- _Work item_:
Although the entries contain pictures, repeat only their words, exactly as written.

[Start of section]

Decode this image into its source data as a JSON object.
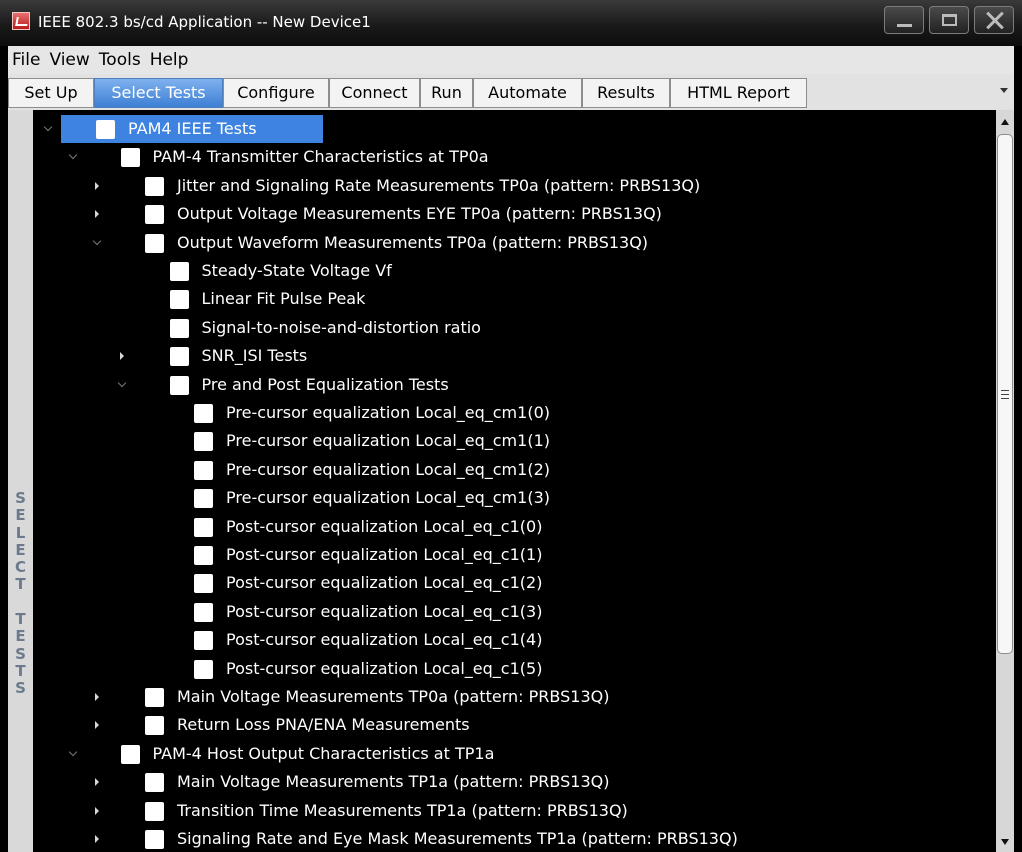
{
  "window": {
    "title": "IEEE 802.3 bs/cd Application -- New Device1"
  },
  "menu": [
    "File",
    "View",
    "Tools",
    "Help"
  ],
  "tabs": [
    {
      "label": "Set Up"
    },
    {
      "label": "Select Tests",
      "active": true
    },
    {
      "label": "Configure"
    },
    {
      "label": "Connect"
    },
    {
      "label": "Run"
    },
    {
      "label": "Automate"
    },
    {
      "label": "Results"
    },
    {
      "label": "HTML Report"
    }
  ],
  "side_label": "SELECT TESTS",
  "tree": [
    {
      "label": "PAM4 IEEE Tests",
      "level": 0,
      "expander": "expanded",
      "checked": false,
      "selected": true
    },
    {
      "label": "PAM-4 Transmitter Characteristics at TP0a",
      "level": 1,
      "expander": "expanded",
      "checked": false
    },
    {
      "label": "Jitter and Signaling Rate Measurements TP0a (pattern: PRBS13Q)",
      "level": 2,
      "expander": "collapsed",
      "checked": false
    },
    {
      "label": "Output Voltage Measurements EYE TP0a (pattern: PRBS13Q)",
      "level": 2,
      "expander": "collapsed",
      "checked": false
    },
    {
      "label": "Output Waveform Measurements TP0a (pattern: PRBS13Q)",
      "level": 2,
      "expander": "expanded",
      "checked": false
    },
    {
      "label": "Steady-State Voltage Vf",
      "level": 3,
      "expander": "none",
      "checked": false
    },
    {
      "label": "Linear Fit Pulse Peak",
      "level": 3,
      "expander": "none",
      "checked": false
    },
    {
      "label": "Signal-to-noise-and-distortion ratio",
      "level": 3,
      "expander": "none",
      "checked": false
    },
    {
      "label": "SNR_ISI Tests",
      "level": 3,
      "expander": "collapsed",
      "checked": false
    },
    {
      "label": "Pre and Post Equalization Tests",
      "level": 3,
      "expander": "expanded",
      "checked": false
    },
    {
      "label": "Pre-cursor equalization Local_eq_cm1(0)",
      "level": 4,
      "expander": "none",
      "checked": false
    },
    {
      "label": "Pre-cursor equalization Local_eq_cm1(1)",
      "level": 4,
      "expander": "none",
      "checked": false
    },
    {
      "label": "Pre-cursor equalization Local_eq_cm1(2)",
      "level": 4,
      "expander": "none",
      "checked": false
    },
    {
      "label": "Pre-cursor equalization Local_eq_cm1(3)",
      "level": 4,
      "expander": "none",
      "checked": false
    },
    {
      "label": "Post-cursor equalization Local_eq_c1(0)",
      "level": 4,
      "expander": "none",
      "checked": false
    },
    {
      "label": "Post-cursor equalization Local_eq_c1(1)",
      "level": 4,
      "expander": "none",
      "checked": false
    },
    {
      "label": "Post-cursor equalization Local_eq_c1(2)",
      "level": 4,
      "expander": "none",
      "checked": false
    },
    {
      "label": "Post-cursor equalization Local_eq_c1(3)",
      "level": 4,
      "expander": "none",
      "checked": false
    },
    {
      "label": "Post-cursor equalization Local_eq_c1(4)",
      "level": 4,
      "expander": "none",
      "checked": false
    },
    {
      "label": "Post-cursor equalization Local_eq_c1(5)",
      "level": 4,
      "expander": "none",
      "checked": false
    },
    {
      "label": "Main Voltage Measurements TP0a (pattern: PRBS13Q)",
      "level": 2,
      "expander": "collapsed",
      "checked": false
    },
    {
      "label": "Return Loss PNA/ENA Measurements",
      "level": 2,
      "expander": "collapsed",
      "checked": false
    },
    {
      "label": "PAM-4 Host Output Characteristics at TP1a",
      "level": 1,
      "expander": "expanded",
      "checked": false
    },
    {
      "label": "Main Voltage Measurements TP1a (pattern: PRBS13Q)",
      "level": 2,
      "expander": "collapsed",
      "checked": false
    },
    {
      "label": "Transition Time Measurements TP1a (pattern: PRBS13Q)",
      "level": 2,
      "expander": "collapsed",
      "checked": false
    },
    {
      "label": "Signaling Rate and Eye Mask Measurements TP1a (pattern: PRBS13Q)",
      "level": 2,
      "expander": "collapsed",
      "checked": false
    }
  ]
}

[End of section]

- _Reply_:
Decode this image into its source data as a JSON object.
{
  "window": {
    "title": "IEEE 802.3 bs/cd Application -- New Device1"
  },
  "menu": [
    "File",
    "View",
    "Tools",
    "Help"
  ],
  "tabs": [
    {
      "label": "Set Up"
    },
    {
      "label": "Select Tests",
      "active": true
    },
    {
      "label": "Configure"
    },
    {
      "label": "Connect"
    },
    {
      "label": "Run"
    },
    {
      "label": "Automate"
    },
    {
      "label": "Results"
    },
    {
      "label": "HTML Report"
    }
  ],
  "side_label": "SELECT TESTS",
  "tree": [
    {
      "label": "PAM4 IEEE Tests",
      "level": 0,
      "expander": "expanded",
      "checked": false,
      "selected": true
    },
    {
      "label": "PAM-4 Transmitter Characteristics at TP0a",
      "level": 1,
      "expander": "expanded",
      "checked": false
    },
    {
      "label": "Jitter and Signaling Rate Measurements TP0a (pattern: PRBS13Q)",
      "level": 2,
      "expander": "collapsed",
      "checked": false
    },
    {
      "label": "Output Voltage Measurements EYE TP0a (pattern: PRBS13Q)",
      "level": 2,
      "expander": "collapsed",
      "checked": false
    },
    {
      "label": "Output Waveform Measurements TP0a (pattern: PRBS13Q)",
      "level": 2,
      "expander": "expanded",
      "checked": false
    },
    {
      "label": "Steady-State Voltage Vf",
      "level": 3,
      "expander": "none",
      "checked": false
    },
    {
      "label": "Linear Fit Pulse Peak",
      "level": 3,
      "expander": "none",
      "checked": false
    },
    {
      "label": "Signal-to-noise-and-distortion ratio",
      "level": 3,
      "expander": "none",
      "checked": false
    },
    {
      "label": "SNR_ISI Tests",
      "level": 3,
      "expander": "collapsed",
      "checked": false
    },
    {
      "label": "Pre and Post Equalization Tests",
      "level": 3,
      "expander": "expanded",
      "checked": false
    },
    {
      "label": "Pre-cursor equalization Local_eq_cm1(0)",
      "level": 4,
      "expander": "none",
      "checked": false
    },
    {
      "label": "Pre-cursor equalization Local_eq_cm1(1)",
      "level": 4,
      "expander": "none",
      "checked": false
    },
    {
      "label": "Pre-cursor equalization Local_eq_cm1(2)",
      "level": 4,
      "expander": "none",
      "checked": false
    },
    {
      "label": "Pre-cursor equalization Local_eq_cm1(3)",
      "level": 4,
      "expander": "none",
      "checked": false
    },
    {
      "label": "Post-cursor equalization Local_eq_c1(0)",
      "level": 4,
      "expander": "none",
      "checked": false
    },
    {
      "label": "Post-cursor equalization Local_eq_c1(1)",
      "level": 4,
      "expander": "none",
      "checked": false
    },
    {
      "label": "Post-cursor equalization Local_eq_c1(2)",
      "level": 4,
      "expander": "none",
      "checked": false
    },
    {
      "label": "Post-cursor equalization Local_eq_c1(3)",
      "level": 4,
      "expander": "none",
      "checked": false
    },
    {
      "label": "Post-cursor equalization Local_eq_c1(4)",
      "level": 4,
      "expander": "none",
      "checked": false
    },
    {
      "label": "Post-cursor equalization Local_eq_c1(5)",
      "level": 4,
      "expander": "none",
      "checked": false
    },
    {
      "label": "Main Voltage Measurements TP0a (pattern: PRBS13Q)",
      "level": 2,
      "expander": "collapsed",
      "checked": false
    },
    {
      "label": "Return Loss PNA/ENA Measurements",
      "level": 2,
      "expander": "collapsed",
      "checked": false
    },
    {
      "label": "PAM-4 Host Output Characteristics at TP1a",
      "level": 1,
      "expander": "expanded",
      "checked": false
    },
    {
      "label": "Main Voltage Measurements TP1a (pattern: PRBS13Q)",
      "level": 2,
      "expander": "collapsed",
      "checked": false
    },
    {
      "label": "Transition Time Measurements TP1a (pattern: PRBS13Q)",
      "level": 2,
      "expander": "collapsed",
      "checked": false
    },
    {
      "label": "Signaling Rate and Eye Mask Measurements TP1a (pattern: PRBS13Q)",
      "level": 2,
      "expander": "collapsed",
      "checked": false
    }
  ]
}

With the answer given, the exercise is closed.